Among the entries below, how many lines have the string "body" in them? Only the number should be given.

** THE DATA follows **

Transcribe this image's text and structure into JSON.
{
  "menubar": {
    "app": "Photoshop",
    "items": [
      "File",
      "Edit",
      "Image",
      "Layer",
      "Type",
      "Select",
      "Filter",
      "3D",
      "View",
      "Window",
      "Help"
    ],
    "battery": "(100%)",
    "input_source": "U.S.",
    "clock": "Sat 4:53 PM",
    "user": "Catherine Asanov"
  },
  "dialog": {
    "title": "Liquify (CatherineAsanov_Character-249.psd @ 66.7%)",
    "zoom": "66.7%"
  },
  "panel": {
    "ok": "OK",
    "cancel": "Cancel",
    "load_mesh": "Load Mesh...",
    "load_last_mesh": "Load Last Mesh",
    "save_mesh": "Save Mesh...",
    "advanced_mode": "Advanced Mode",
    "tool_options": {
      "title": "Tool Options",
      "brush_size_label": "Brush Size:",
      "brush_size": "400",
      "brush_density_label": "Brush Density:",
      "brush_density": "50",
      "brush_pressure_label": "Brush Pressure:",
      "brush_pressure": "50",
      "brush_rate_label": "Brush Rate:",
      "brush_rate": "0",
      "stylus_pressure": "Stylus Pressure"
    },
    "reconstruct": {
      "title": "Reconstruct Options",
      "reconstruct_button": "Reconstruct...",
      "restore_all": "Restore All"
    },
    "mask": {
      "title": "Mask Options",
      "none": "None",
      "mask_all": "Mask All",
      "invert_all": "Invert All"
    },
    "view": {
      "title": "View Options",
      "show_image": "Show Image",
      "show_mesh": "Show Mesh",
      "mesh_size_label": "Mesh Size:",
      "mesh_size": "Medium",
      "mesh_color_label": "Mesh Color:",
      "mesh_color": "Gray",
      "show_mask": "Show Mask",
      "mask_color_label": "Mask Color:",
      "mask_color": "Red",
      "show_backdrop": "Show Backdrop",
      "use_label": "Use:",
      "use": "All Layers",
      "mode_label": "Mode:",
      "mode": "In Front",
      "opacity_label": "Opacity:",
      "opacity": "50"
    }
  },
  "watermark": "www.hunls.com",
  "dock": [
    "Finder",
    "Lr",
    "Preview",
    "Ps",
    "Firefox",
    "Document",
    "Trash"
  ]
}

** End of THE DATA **
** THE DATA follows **

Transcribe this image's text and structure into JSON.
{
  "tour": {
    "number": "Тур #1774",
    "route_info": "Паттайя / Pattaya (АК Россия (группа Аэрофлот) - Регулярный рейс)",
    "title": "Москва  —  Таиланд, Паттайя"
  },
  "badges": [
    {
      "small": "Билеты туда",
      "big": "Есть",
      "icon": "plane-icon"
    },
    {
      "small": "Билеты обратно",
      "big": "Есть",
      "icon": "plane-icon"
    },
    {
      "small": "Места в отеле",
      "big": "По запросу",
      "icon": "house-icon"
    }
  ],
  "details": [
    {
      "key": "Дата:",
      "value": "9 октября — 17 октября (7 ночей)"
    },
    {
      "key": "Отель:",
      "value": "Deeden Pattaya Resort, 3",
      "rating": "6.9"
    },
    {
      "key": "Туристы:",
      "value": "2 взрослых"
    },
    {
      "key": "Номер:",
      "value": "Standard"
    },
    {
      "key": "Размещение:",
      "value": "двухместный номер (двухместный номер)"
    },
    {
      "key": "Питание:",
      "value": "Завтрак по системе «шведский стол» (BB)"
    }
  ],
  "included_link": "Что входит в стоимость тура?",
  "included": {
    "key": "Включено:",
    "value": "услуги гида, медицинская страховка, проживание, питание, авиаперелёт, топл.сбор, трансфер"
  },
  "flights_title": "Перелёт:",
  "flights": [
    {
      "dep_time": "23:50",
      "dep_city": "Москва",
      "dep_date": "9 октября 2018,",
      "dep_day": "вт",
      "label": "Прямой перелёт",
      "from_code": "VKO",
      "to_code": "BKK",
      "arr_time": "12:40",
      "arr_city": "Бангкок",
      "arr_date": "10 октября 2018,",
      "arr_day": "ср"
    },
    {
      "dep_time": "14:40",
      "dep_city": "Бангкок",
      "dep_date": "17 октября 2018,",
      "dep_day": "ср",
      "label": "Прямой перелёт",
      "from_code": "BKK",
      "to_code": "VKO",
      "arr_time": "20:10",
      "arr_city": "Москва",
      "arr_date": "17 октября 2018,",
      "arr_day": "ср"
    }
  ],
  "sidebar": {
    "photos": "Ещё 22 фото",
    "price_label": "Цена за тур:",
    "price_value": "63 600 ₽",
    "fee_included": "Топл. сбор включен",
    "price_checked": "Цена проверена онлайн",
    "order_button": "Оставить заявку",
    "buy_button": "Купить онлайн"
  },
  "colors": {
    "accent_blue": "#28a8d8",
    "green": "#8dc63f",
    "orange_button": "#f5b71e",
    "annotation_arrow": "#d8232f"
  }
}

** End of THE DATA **
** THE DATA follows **

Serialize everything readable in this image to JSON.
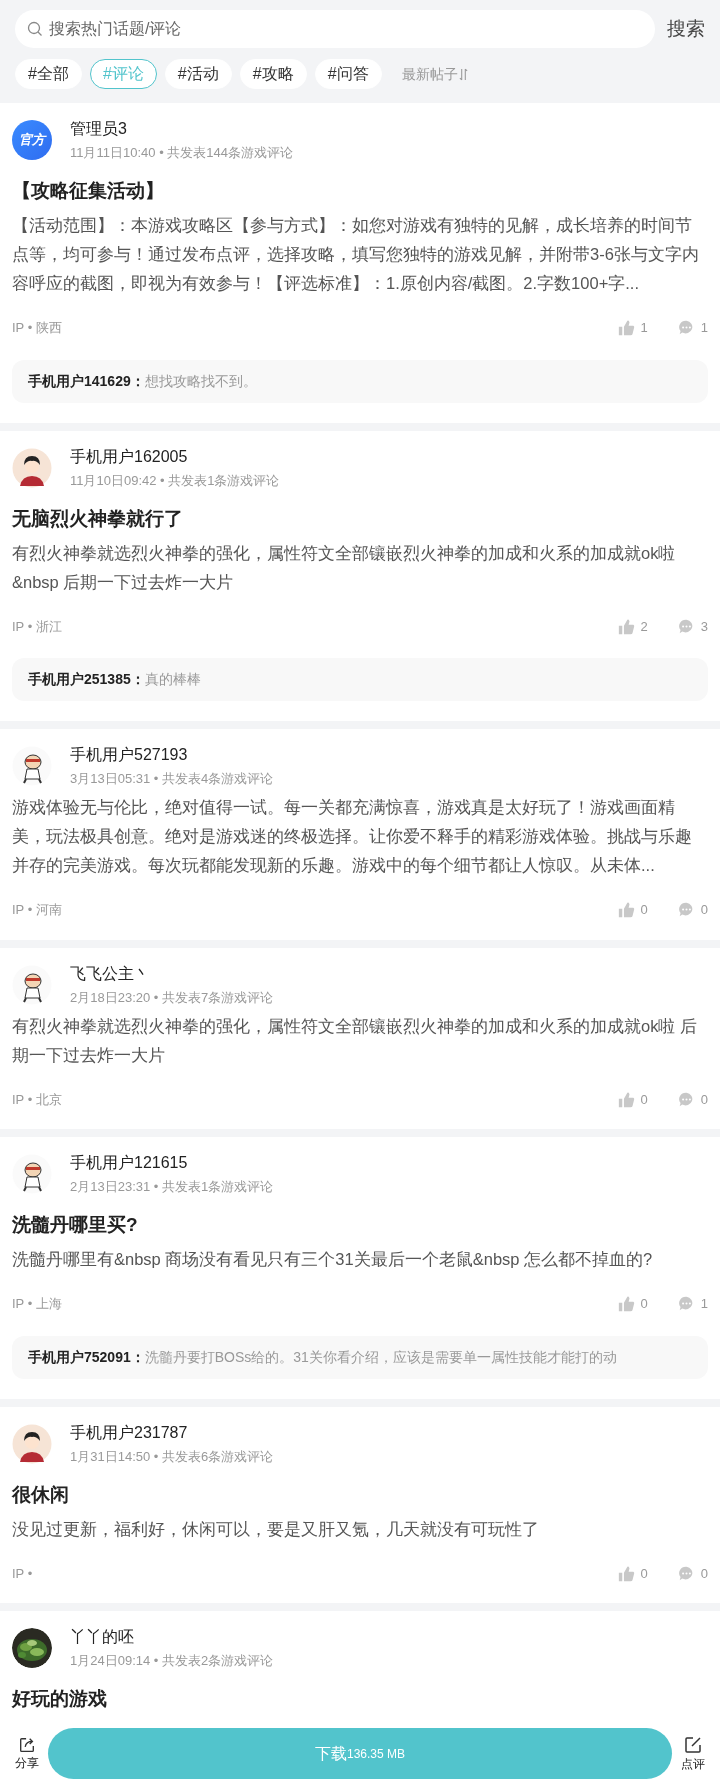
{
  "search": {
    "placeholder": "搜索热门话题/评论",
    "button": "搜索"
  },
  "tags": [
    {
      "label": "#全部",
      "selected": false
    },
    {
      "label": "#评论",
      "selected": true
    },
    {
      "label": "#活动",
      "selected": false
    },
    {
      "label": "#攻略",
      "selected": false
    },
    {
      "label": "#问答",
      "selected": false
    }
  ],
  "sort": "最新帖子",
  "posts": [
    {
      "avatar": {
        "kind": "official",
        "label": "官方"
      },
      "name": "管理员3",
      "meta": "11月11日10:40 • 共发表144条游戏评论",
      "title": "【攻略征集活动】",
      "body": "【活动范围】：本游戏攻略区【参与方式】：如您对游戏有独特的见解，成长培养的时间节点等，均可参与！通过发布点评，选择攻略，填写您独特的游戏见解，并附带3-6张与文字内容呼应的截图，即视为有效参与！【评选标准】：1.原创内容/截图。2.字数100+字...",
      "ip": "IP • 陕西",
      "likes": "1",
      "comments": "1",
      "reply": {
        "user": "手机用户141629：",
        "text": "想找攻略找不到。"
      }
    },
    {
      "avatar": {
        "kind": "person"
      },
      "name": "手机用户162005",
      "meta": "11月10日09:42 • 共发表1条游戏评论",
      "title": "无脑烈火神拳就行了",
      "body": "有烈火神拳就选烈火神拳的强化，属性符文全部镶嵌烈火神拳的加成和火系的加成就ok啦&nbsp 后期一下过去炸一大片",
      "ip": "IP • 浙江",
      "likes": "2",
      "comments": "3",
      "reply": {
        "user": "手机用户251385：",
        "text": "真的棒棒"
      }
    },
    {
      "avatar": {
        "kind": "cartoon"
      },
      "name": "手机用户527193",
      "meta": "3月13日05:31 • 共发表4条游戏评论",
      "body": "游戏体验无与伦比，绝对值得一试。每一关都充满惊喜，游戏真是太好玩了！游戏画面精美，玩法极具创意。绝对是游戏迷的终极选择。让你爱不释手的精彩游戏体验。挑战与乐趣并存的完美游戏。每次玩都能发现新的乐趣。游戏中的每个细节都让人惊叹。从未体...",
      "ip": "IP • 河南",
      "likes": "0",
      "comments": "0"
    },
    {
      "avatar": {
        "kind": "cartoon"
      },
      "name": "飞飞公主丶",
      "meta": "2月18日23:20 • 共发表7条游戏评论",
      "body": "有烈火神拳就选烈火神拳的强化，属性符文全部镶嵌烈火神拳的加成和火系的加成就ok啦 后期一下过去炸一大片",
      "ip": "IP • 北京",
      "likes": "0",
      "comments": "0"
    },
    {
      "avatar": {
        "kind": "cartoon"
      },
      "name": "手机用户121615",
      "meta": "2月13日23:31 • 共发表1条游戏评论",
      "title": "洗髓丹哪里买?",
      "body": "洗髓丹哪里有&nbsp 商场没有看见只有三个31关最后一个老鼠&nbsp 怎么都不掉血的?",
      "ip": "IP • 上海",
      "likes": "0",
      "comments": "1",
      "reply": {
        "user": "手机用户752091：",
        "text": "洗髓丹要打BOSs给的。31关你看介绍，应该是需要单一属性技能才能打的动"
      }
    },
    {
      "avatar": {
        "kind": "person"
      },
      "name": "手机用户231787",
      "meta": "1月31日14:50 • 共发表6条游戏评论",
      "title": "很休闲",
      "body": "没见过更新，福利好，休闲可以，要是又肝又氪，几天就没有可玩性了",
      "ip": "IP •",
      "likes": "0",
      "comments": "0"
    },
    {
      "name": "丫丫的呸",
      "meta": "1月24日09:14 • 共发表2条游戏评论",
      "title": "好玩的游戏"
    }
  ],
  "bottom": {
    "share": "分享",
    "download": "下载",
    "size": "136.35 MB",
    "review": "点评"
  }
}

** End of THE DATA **

RESPONSE FOR THIS EXERCISE: 6